╔══
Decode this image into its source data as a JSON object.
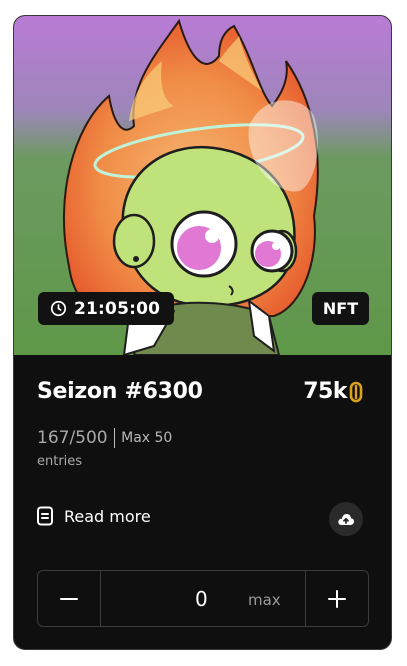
{
  "card": {
    "badge_timer": "21:05:00",
    "badge_type": "NFT",
    "title": "Seizon #6300",
    "price": "75k",
    "entries_count": "167/500",
    "max_label": "Max 50",
    "entries_label": "entries",
    "read_more_label": "Read more",
    "quantity_value": "0",
    "quantity_max_hint": "max"
  },
  "icons": {
    "timer": "clock-icon",
    "currency": "coin-icon",
    "read_more": "document-icon",
    "upload": "cloud-upload-icon",
    "minus": "minus-icon",
    "plus": "plus-icon"
  },
  "colors": {
    "card_bg": "#0f0f0f",
    "accent_coin": "#d9a21b",
    "muted_text": "#a9a9a9"
  }
}
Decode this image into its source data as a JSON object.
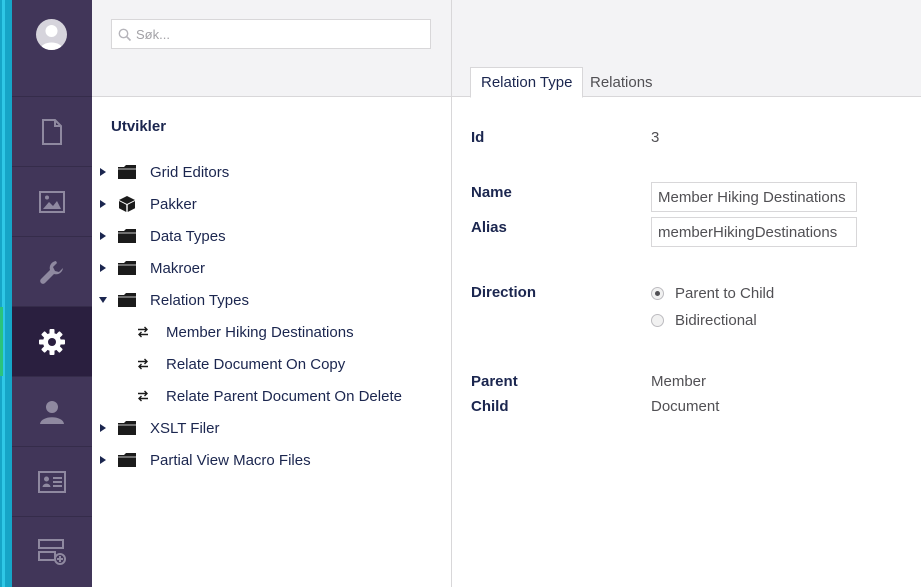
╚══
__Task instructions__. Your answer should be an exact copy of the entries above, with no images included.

__The completed task__.
Decode this image into its source data as a JSON object.
{
  "card": {
    "badge_timer": "21:05:00",
    "badge_type": "NFT",
    "title": "Seizon #6300",
    "price": "75k",
    "entries_count": "167/500",
    "max_label": "Max 50",
    "entries_label": "entries",
    "read_more_label": "Read more",
    "quantity_value": "0",
    "quantity_max_hint": "max"
  },
  "icons": {
    "timer": "clock-icon",
    "currency": "coin-icon",
    "read_more": "document-icon",
    "upload": "cloud-upload-icon",
    "minus": "minus-icon",
    "plus": "plus-icon"
  },
  "colors": {
    "card_bg": "#0f0f0f",
    "accent_coin": "#d9a21b",
    "muted_text": "#a9a9a9"
  }
}
Decode this image into its source data as a JSON object.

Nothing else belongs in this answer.